Definitions of Human Trafficking and Sexual Exploitation
Human trafficking can involve forced labor and involuntary servitude without sexual exploitation; however, this article focuses on aspects of technology and human trafficking that involve sexual exploitation. Sexual exploitation involves sex trafficking by force, fraud, deception, the force of threats, abduction, abuse of power, or coercion that involves a commercial sex act.
18 U.S.C. § 1591 calls for a life sentence for sexual exploitation crimes involving minors under age 14; 40 years for crimes involving minors over 14 and under 18 years old. Sexual exploitation of adults is charged under 18 U.S.C. § 1589 with punishment beginning at 20 years and increasing up to life sentences if death occurs, kidnapping is involved, or aggravated sexual abuse is attempted or occurs.
Sexual exploitation typically involves forced prostitution, pornography, or stripping.
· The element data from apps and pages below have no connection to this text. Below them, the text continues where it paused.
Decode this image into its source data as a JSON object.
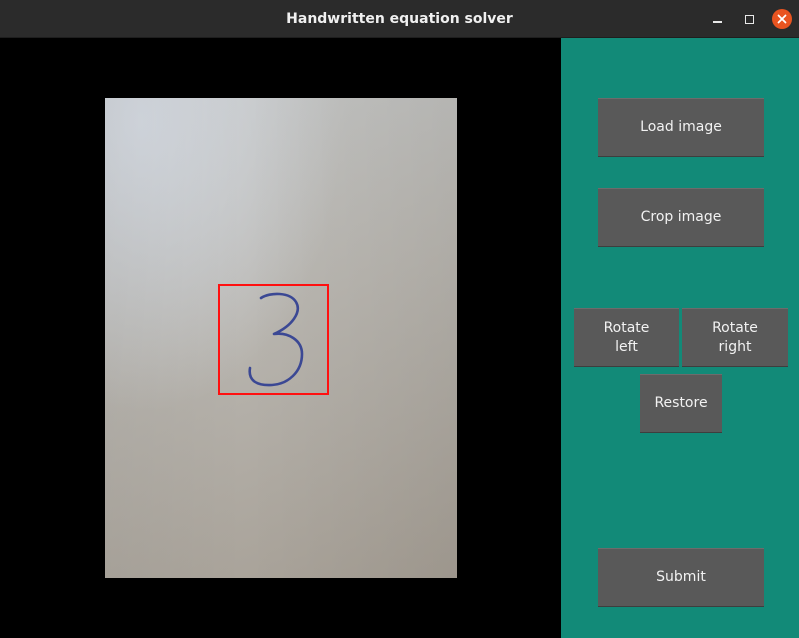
{
  "window": {
    "title": "Handwritten equation solver",
    "controls": [
      "minimize-icon",
      "maximize-icon",
      "close-icon"
    ],
    "close_color": "#e95420"
  },
  "image_panel": {
    "digit_shown": "3",
    "bounding_box_color": "#ff1010"
  },
  "controls": {
    "load_label": "Load image",
    "crop_label": "Crop image",
    "rotate_left_label": "Rotate\nleft",
    "rotate_right_label": "Rotate\nright",
    "restore_label": "Restore",
    "submit_label": "Submit"
  },
  "colors": {
    "panel_bg": "#128a78",
    "button_bg": "#595959",
    "titlebar_bg": "#2b2b2b"
  }
}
It is important to note that human trafficking does not require transporting someone across the county, state, or international borders.
What is Online Human Trafficking?
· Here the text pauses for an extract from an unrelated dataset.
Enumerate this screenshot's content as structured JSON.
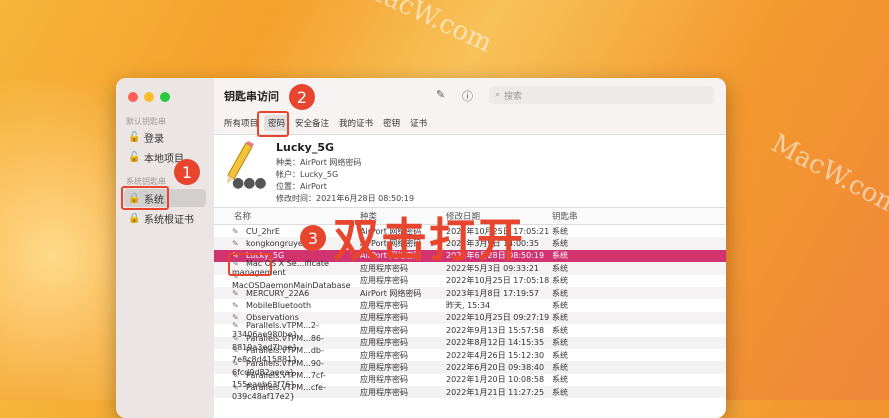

Just like honest businesses, human traffickers find online recruitment and marketing efforts more efficient than other methods of finding victims and customers.
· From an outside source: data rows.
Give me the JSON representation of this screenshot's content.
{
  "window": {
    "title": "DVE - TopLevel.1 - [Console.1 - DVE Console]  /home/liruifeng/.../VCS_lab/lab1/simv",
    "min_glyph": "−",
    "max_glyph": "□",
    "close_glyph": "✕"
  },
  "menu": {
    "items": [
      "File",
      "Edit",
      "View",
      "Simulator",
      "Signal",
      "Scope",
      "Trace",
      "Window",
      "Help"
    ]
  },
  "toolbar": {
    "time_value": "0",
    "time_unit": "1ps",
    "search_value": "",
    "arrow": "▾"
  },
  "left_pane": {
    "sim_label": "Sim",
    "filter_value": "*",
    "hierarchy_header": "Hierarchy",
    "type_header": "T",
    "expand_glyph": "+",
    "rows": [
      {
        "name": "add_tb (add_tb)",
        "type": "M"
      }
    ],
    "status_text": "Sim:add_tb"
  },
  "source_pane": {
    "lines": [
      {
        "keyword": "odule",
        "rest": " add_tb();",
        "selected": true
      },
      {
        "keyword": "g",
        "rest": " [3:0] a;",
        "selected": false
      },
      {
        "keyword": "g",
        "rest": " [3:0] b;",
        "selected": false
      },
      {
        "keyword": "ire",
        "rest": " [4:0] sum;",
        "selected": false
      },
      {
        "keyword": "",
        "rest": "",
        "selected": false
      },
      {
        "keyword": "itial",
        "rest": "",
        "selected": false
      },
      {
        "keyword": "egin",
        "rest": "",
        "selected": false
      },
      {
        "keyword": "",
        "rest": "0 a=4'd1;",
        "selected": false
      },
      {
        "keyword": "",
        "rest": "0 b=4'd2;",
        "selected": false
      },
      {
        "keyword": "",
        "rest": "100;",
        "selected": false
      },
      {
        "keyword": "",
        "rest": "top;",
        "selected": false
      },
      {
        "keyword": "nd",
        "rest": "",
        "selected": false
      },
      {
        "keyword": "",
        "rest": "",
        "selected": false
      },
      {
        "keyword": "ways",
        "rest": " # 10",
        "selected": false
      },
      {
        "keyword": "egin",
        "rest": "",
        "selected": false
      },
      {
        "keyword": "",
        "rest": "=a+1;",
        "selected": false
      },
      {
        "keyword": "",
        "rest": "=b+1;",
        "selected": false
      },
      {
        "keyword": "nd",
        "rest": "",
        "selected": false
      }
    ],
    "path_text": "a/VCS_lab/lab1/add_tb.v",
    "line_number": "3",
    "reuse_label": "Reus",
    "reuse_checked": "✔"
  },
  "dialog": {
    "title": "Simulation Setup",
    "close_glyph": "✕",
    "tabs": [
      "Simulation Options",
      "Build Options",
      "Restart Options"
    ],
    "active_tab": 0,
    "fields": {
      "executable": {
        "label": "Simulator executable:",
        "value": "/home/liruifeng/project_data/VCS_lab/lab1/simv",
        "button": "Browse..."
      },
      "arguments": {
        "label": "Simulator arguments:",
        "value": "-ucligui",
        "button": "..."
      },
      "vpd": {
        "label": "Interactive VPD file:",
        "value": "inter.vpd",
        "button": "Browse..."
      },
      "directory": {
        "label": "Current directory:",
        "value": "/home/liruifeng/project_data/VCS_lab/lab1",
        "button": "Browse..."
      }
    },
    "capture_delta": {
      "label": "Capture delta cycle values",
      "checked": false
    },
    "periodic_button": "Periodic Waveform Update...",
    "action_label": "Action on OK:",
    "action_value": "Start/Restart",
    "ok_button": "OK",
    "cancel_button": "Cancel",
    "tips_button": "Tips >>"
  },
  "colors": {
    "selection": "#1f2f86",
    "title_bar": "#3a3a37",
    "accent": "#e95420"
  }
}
Human trafficking online begins with a lie. Messages to vulnerable people quickly help traffickers identify those who are willing to engage in further conversations with strangers on the internet. Children who post about trouble with their parents can be easy prey.
How Do Human Traffickers Use Technology?
Technology and human trafficking are paired with each innovation. Illegal operators adopt new technology quickly from chat rooms and smart phones to video surveillance and money transfer and bitcoins. Human trafficking technology can be used to identify potential victims and facilitate connections between customers. Early adopters adopt human trafficking technology before lawmakers and enforcers understand how they fit together.
Criminals use human trafficking online technology for a variety of purposes including:
- Maintaining anonymity while conducting criminal activities
- Move cryptocurrency and other anonymous financial transactions
- Recruit victims
- Access information that facilitates in identifying and abducting victims
- Sell victims for sex
- To sell recordings or live streams of victims in sex acts
- Monitor victims with video surveillance
- Coerce victims with threats of exposing recordings
- Advertise the availability of their victims for sexual exploitation
Not all technology used for human trafficking is done online. Tracking devices have been placed on automobiles that allow traffickers to follow unsuspecting victims to provide opportunities to kidnap them.
How to Protect Yourself From Human Traffickers
Being vigilant and aware, trusting your instincts, and being prepared to defend yourself are all important ways you can protect yourself. Manage your internet settings to restrict your posts from being seen by anyone other than your friends and set your location settings to private. Be mindful of how much information you give away. Data aggregation technology allows someone to find the location and other private details that feel safe to post on their own, but in combination with other posts, make you easy to find. For example, the date of your prom and homecoming game can be used to identify your school.
Trust your instincts. Lonely people and those with desperate financial needs can make easy targets. Don’t trust solutions that come too easily without independently verifying the information.
Some traffickers will learn about your troubles online and then meet you in person, seemingly by chance, dangling a solution that is a trap. Overseas jobs, farm labor and modeling jobs, and other “opportunities” are used to entice victims. Big profits can be earned from trafficking victims. Perpetrators can be male or female. They are motivated by money, not sex.
Use caution. Be prepared to defend yourself and call out for help if you feel threatened. While it is not always necessary or desirable to travel or shop with friends, not being alone is safer than being alone. Also let someone know where you’re going and when you expect to be home, even if you live alone.
Keep your faculties about you. Using mind-altering drugs and alcohol increases the risk of abduction.
If you plan to meet someone from the internet, to buy or sell something or to date, meet in a public place and send their photo to someone who is expecting it. Having their photograph can help law enforcement if the worst occurs.
Call the National Human Trafficking Resource Center (NHTRC) at 1-888-373-7888 for assistance.
Are you being accused of a sex crime? Contact a Los Angeles sex trafficking Lawyer to learn your options. Begin your search to find an experienced sex crime lawyer in Los Angeles by calling (877) 977-7750.